# TASK ITEM:
In the records below, which lines include "your"? Copy them.

# DATA PROVIDED:
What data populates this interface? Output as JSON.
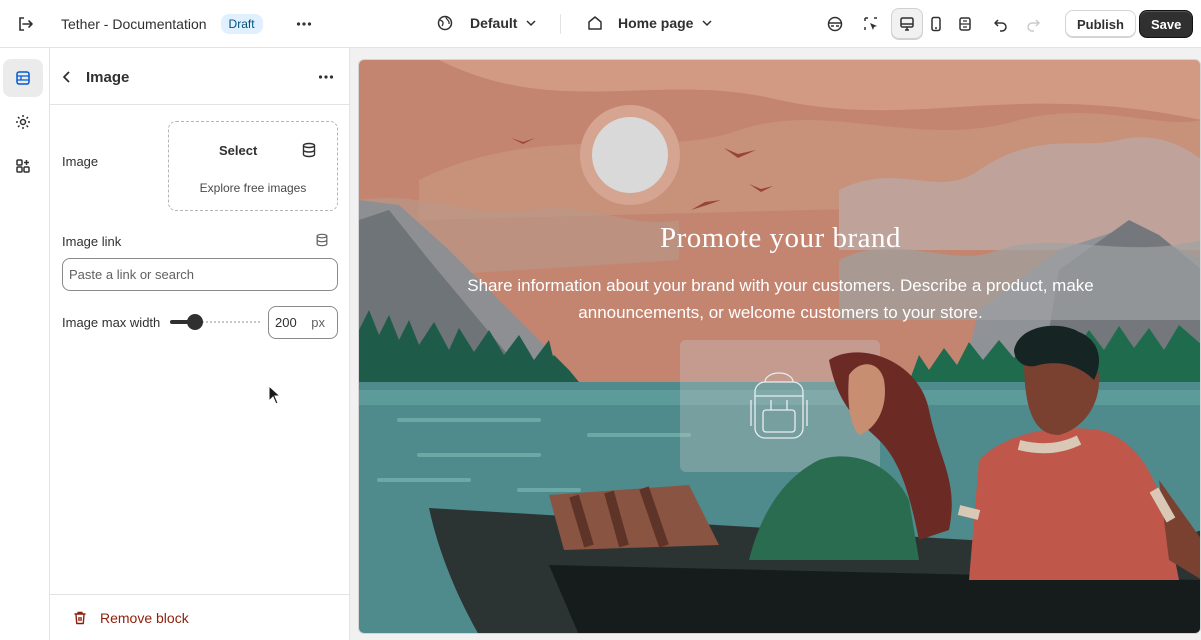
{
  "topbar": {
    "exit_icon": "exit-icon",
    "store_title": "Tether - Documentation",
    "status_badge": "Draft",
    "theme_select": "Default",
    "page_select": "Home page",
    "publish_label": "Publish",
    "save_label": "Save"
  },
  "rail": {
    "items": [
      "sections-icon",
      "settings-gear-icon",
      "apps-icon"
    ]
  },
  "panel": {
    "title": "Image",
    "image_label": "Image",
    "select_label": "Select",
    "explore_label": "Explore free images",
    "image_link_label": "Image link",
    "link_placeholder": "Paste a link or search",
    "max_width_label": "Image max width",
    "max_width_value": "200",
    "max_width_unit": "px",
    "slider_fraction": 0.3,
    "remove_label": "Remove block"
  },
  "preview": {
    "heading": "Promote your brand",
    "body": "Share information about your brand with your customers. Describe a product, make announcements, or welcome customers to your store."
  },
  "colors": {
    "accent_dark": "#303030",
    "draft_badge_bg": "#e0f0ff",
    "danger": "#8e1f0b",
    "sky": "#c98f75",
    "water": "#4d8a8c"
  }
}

# SOLUTION FOR THIS EXERCISE:
    "heading": "Promote your brand",
    "body": "Share information about your brand with your customers. Describe a product, make announcements, or welcome customers to your store."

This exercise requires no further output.